American rage; a blurring of the lines between soldiers and spies that could put troops at risk of
being denied Geneva Convention protections; a weakening of the Congressional oversight
system put in place to prevent abuses by America's secret operatives; and a reliance on
authoritarian foreign leaders and surrogates with sometimes murky loyalties.
In March 2002, several hundred bedraggled foreign fighters -- Uzbeks, Pakistanis and a handful
of Arabs -- fled the towering mountains of eastern Afghanistan and crossed into Pakistan's South
Waziristan tribal area. Savaged by American air power in the battles of Tora Bora and the Shah-
i-Kot valley, some were trying to make their way to the Arab states in the Persian Gulf. Some
were simply looking for a haven.
They soon arrived at Shakai, a remote region in South Waziristan of tree-covered mountains and
valleys, and in North Waziristan. Venturing into nearby farming villages, they asked local
tribesmen if they could rent some of the area's walled family compounds, paying two to three
times the impoverished area's normal rates as the militants began to lay new roots. In many
ways, the foreigners were returning to their home base. In the 1980s, Mr. bin Laden and
hundreds of Arab and foreign fighters backed by the United States and Pakistan used the tribal
regions as a staging area for cross-border attacks on Soviet forces in Afghanistan.
Over the years American and NATO forces based across the border in Afghanistan have
launched missile strikes against Al Qaeda and the Taliban, which also fled its base in
Afghanistan to regroup in Pakistan with renewed force. In the spring of 2009, the Central
Intelligence Agency sent drone aircraft over the mountains of northwest Pakistan, launching
intensified attacks against Al Qaeda as well as Taliban leaders.
Michael E. Leiter, one of the country's top counterterrorism officials, said in June 2010 that
American intelligence officials estimated that there were somewhat "more than 300" Qaeda
leaders and fighters hiding in Pakistan's tribal areas, a rare public assessment of the strength of
the terrorist group that is the central target of President Obama's war strategy.
Taken together with the estimate by the C.I.A. director, Leon E. Panetta, that there are about 50

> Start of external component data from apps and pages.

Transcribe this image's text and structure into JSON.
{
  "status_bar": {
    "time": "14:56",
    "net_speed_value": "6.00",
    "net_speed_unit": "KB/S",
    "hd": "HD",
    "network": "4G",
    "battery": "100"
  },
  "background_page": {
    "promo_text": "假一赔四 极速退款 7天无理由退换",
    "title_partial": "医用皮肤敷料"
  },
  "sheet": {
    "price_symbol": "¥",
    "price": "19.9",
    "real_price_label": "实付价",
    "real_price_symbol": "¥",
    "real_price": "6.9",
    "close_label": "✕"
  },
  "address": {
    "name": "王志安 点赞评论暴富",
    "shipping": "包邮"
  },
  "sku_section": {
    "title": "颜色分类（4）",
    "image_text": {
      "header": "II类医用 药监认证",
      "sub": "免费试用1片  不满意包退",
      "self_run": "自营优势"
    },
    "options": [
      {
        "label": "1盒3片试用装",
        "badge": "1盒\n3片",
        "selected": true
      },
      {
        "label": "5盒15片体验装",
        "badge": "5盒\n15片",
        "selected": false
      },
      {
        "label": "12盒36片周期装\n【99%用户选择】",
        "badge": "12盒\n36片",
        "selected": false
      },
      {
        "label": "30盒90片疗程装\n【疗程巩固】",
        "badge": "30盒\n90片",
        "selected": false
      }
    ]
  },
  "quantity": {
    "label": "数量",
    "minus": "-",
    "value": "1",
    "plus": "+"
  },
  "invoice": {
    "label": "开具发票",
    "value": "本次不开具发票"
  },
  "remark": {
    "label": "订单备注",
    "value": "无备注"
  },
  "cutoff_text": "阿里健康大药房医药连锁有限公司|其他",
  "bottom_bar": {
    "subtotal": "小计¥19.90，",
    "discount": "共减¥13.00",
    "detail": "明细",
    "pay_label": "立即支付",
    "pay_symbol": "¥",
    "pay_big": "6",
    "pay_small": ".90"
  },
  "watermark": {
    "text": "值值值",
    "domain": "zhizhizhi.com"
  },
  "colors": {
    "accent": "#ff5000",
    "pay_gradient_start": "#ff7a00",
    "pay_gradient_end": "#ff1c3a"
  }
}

to 100 Qaeda operatives now in Afghanistan, American intelligence agencies believe that there
are most likely fewer than 500 members of the group in a region where the United States has
poured nearly 100,000 troops.

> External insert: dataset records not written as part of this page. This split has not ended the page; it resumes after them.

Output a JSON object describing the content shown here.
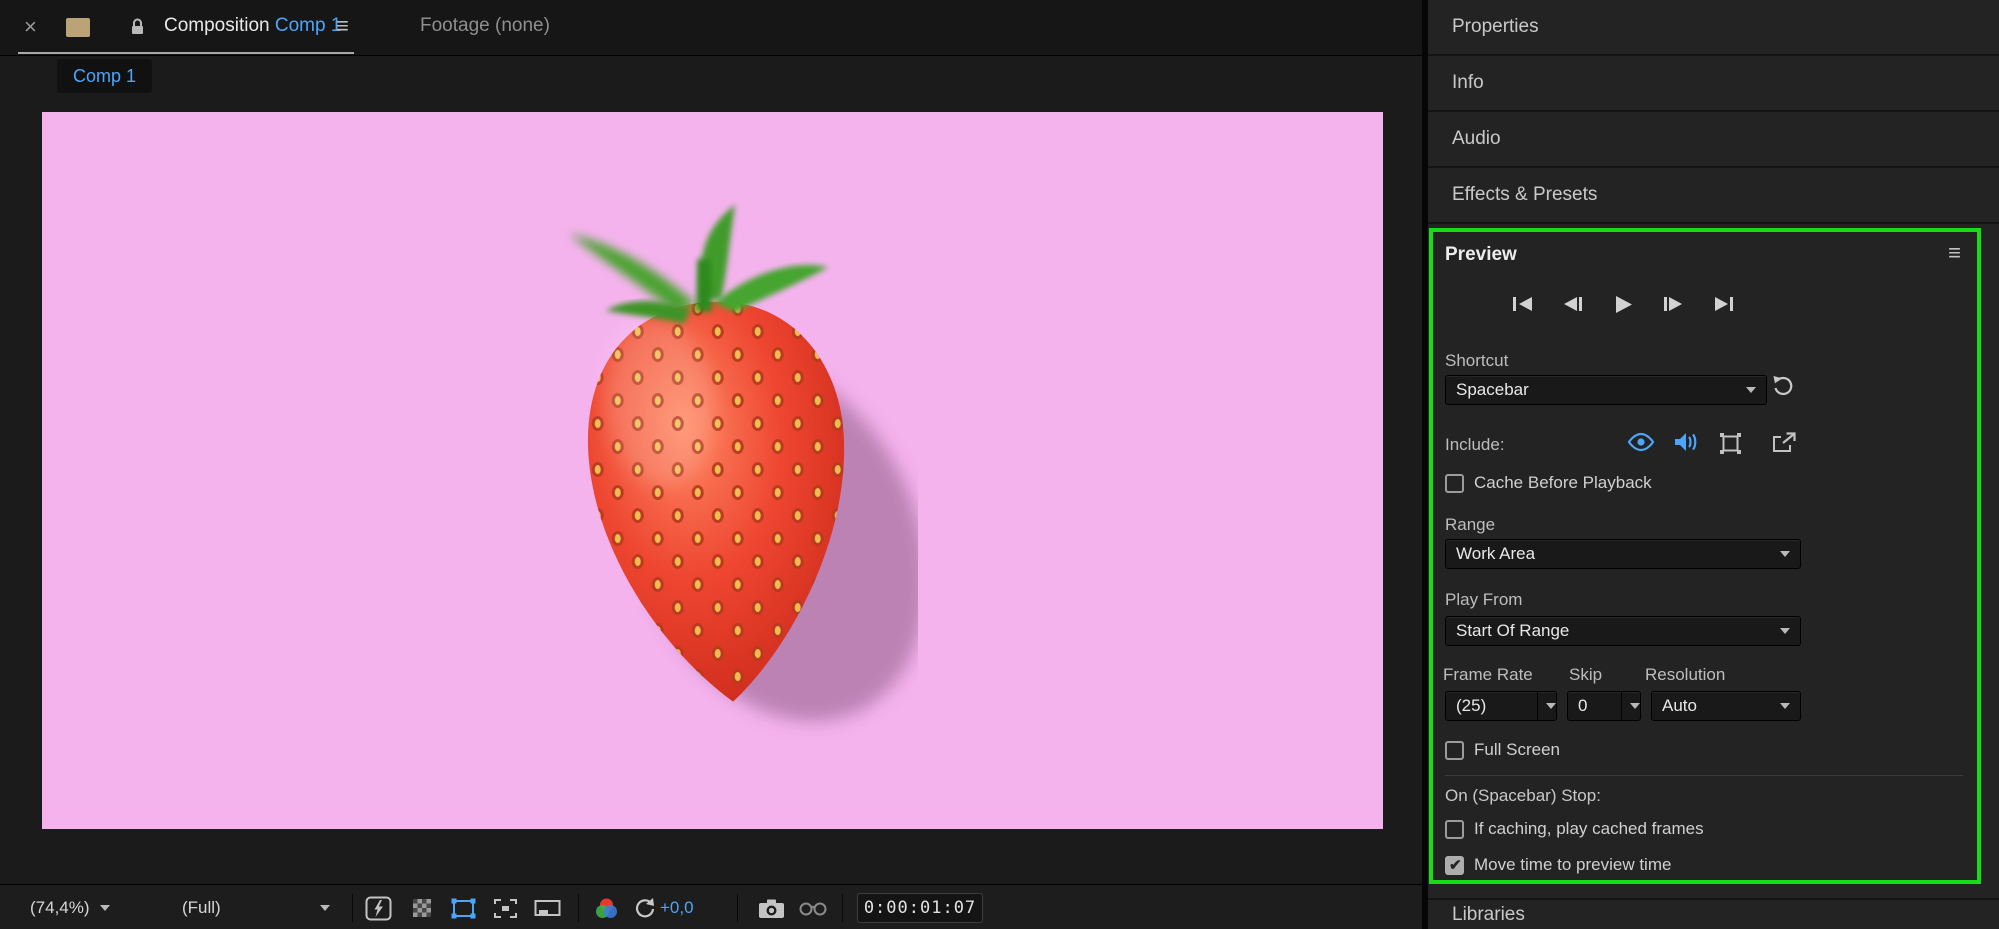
{
  "colors": {
    "accent": "#4ca5f9",
    "highlight_green": "#17dd17",
    "canvas_pink": "#f5b3ee"
  },
  "icons": {
    "close": "×",
    "menu": "≡"
  },
  "tabs": {
    "composition": {
      "label": "Composition",
      "comp": "Comp 1"
    },
    "footage": "Footage (none)",
    "crumb": "Comp 1"
  },
  "toolbar": {
    "zoom": "(74,4%)",
    "resolution": "(Full)",
    "exposure": "+0,0",
    "timecode": "0:00:01:07"
  },
  "sidebar": {
    "rows": [
      "Properties",
      "Info",
      "Audio",
      "Effects & Presets"
    ],
    "bottom_row": "Libraries"
  },
  "preview": {
    "title": "Preview",
    "shortcut_label": "Shortcut",
    "shortcut_value": "Spacebar",
    "include_label": "Include:",
    "cache_label": "Cache Before Playback",
    "range_label": "Range",
    "range_value": "Work Area",
    "play_from_label": "Play From",
    "play_from_value": "Start Of Range",
    "frame_rate_label": "Frame Rate",
    "skip_label": "Skip",
    "resolution_label": "Resolution",
    "frame_rate_value": "(25)",
    "skip_value": "0",
    "resolution_value": "Auto",
    "full_screen_label": "Full Screen",
    "on_stop_label": "On (Spacebar) Stop:",
    "if_caching_label": "If caching, play cached frames",
    "move_time_label": "Move time to preview time",
    "states": {
      "cache_before_playback": false,
      "full_screen": false,
      "if_caching": false,
      "move_time": true
    }
  }
}
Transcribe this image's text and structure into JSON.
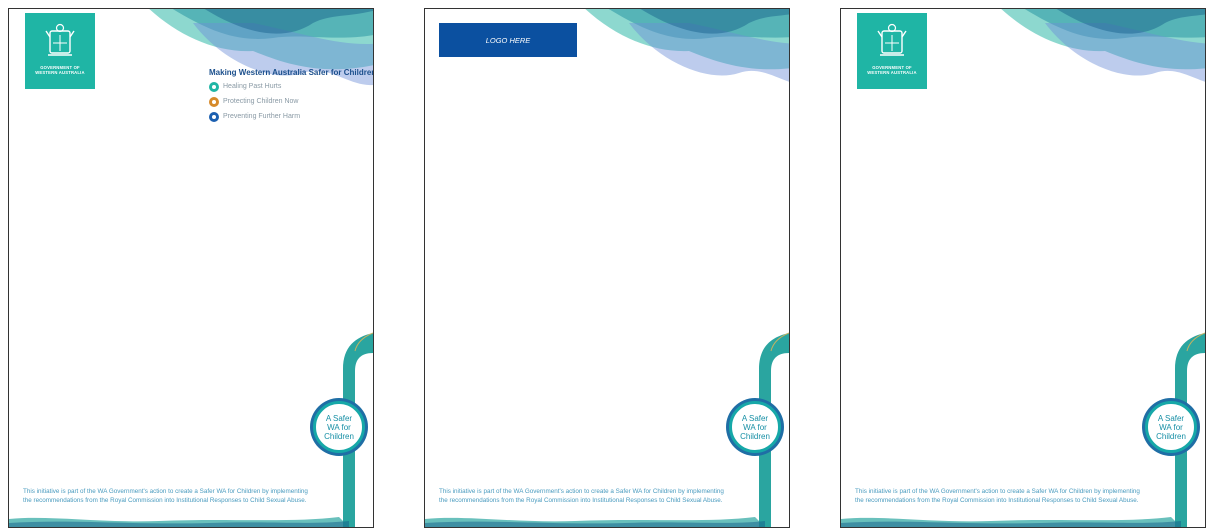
{
  "colors": {
    "teal": "#1fb5a5",
    "navy": "#0b50a0",
    "heading": "#1b4f8c",
    "footer_text": "#4a9bbf"
  },
  "gov_logo": {
    "line1": "GOVERNMENT OF",
    "line2": "WESTERN AUSTRALIA",
    "icon": "wa-crest-icon"
  },
  "placeholder_logo": "LOGO HERE",
  "tagline": {
    "title": "Making Western Australia Safer for Children",
    "items": [
      {
        "label": "Healing Past Hurts",
        "color": "#1fb5a5"
      },
      {
        "label": "Protecting Children Now",
        "color": "#d68a2a"
      },
      {
        "label": "Preventing Further Harm",
        "color": "#1b5fb0"
      }
    ]
  },
  "badge": {
    "line1": "A Safer",
    "line2": "WA for",
    "line3": "Children"
  },
  "footer": {
    "line1": "This initiative is part of the WA Government's action to create a Safer WA for Children by implementing",
    "line2": "the recommendations from the Royal Commission into Institutional Responses to Child Sexual Abuse."
  }
}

As pressure increased on Al Qaeda in Afghanistan and Pakistan, new branches of it arose in
Yemen and Somalia, two chronically unstable nations. Yemen is a testing ground for the
"scalpel" approach Mr. Brennan endorses. Administration officials warn of the growing strength
of Al Qaeda's affiliate there, citing as evidence its attempt on Dec. 25 to blow up a trans-Atlantic
jetliner using a young Nigerian operative. Some American officials believe that militants in
Yemen could now pose an even greater threat than Al Qaeda's leadership in Pakistan.
The officials said that they have benefited from the Yemeni government's new resolve to fight Al
Qaeda and that the American strikes — carried out with cruise missiles and Harrier fighter jets
— had been approved by Yemen's leaders. The strikes, administration officials say, have killed
dozens of militants suspected of plotting future attacks.
Despite the airstrike campaign, the leadership of Al Qaeda in the Arabian Peninsula survives,
and there is little sign the group is much weaker. Attacks by Qaeda militants in Yemen have
picked up again, with several deadly assaults on Yemeni army convoy. Al Qaeda's Yemen
branch has managed to put out its first English-language online magazine, Inspire, complete with
As a test case, the strikes have raised the classic trade-off of the post-Sept. 11 era: Do the
selective hits make the United States safer by eliminating terrorists? Or do they help the terrorist
network frame its violence as a heroic religious struggle against American aggression, recruiting
new operatives for the enemy?
Al Qaeda has worked tirelessly to exploit the strikes, and in Anwar al-Awlaki, the American-
born cleric now hiding in Yemen, the group has perhaps the most sophisticated ideological
opponent the United States has faced since 2001.